Emma Johnson, founder of richysinglemommy.com, suggests reviewing all your bank and credit card statements to identify recurring expenses that you can cut immediately. Streaming services, gym memberships, and cable TV bills are popular targets. “Do a New Year’s Eve cleanup.” What can be configured? she asks.
Earn extra money
With budgets so tight with inflation, making extra money may be your best bet for finding cash to pay off debt. Cedric Nash, author of Why Should White Boys Have All the Wealth? and founder of the nonprofit Black Wealth Summit, says that in our high-tech world, options abound: “You can do a lot from the comfort of your living room. If you have technical skills, you can be a computer specialist, or if you’re good at math, tutors are paid over $100 an hour.
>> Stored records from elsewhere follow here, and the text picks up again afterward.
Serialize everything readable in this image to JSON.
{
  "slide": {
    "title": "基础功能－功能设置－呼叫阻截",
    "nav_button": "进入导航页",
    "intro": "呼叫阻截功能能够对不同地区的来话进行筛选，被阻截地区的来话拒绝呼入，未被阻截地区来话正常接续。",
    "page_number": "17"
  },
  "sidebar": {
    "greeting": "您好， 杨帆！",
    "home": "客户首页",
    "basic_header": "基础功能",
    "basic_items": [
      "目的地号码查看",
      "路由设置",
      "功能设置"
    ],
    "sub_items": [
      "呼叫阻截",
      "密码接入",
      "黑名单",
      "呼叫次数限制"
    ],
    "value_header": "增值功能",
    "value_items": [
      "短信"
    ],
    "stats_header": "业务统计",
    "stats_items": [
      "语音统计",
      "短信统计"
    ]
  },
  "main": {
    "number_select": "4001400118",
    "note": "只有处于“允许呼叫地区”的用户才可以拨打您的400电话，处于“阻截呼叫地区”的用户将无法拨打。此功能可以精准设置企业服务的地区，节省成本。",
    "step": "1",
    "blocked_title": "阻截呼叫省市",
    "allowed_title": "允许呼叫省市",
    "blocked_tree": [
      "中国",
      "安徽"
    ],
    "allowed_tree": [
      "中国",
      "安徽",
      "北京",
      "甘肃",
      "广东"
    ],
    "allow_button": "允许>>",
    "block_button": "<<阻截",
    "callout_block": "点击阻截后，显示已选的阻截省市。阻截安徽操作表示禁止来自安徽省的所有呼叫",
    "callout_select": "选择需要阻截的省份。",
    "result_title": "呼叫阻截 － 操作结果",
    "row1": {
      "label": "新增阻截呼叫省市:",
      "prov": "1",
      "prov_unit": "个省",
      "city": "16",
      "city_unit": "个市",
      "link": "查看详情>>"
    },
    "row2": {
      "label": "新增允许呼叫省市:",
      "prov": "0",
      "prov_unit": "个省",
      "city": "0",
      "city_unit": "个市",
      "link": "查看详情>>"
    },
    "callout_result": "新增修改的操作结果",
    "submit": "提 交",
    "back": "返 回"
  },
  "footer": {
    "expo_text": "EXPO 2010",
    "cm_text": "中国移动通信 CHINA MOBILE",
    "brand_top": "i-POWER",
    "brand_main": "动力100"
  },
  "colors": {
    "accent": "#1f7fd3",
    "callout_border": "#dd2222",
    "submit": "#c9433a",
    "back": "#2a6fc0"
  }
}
Look at your skill set and then use it to handle some of your debt and increase your wealth.”
Nash, who lives in St. Petersburg, Florida, says his friends make a living from everything from DJing to hanging Christmas lights.
Consider Consolidating Your Debt
If you qualify for a credit card with an introductory 0% annual interest rate, then transferring your existing credit card debt to that card can give you more time to pay it off without charging additional interest, says Matt Elliott, a certified financial planner and founder of Pulse Financial Planning in Rochester, Minnesota. You may also consider getting a personal loan with a lower annual interest rate than your cards.
“If you have decent credit, this could be an opportunity to lower your interest rate to transfer the balance to a zero-interest credit card or lower-interest personal loan,” he says.
Create rewards and new traditions
Rewarding yourself as you reach milestones, like paying off your credit card, is an important element in staying motivated, Nash says. “No one likes to pay bills all the time, so we need a reward system.” It could mean a trip or a long-awaited purchase (as long as it doesn’t add to your debt).
To avoid debt during the year, Johnson suggests starting new traditions: for example, instead of gifts for Valentine’s Day, she writes love poems to order for her children. “It’s really important and they’re looking forward to it now. And it’s free.”
This article was written by NerdWallet and originally published by The Associated Press.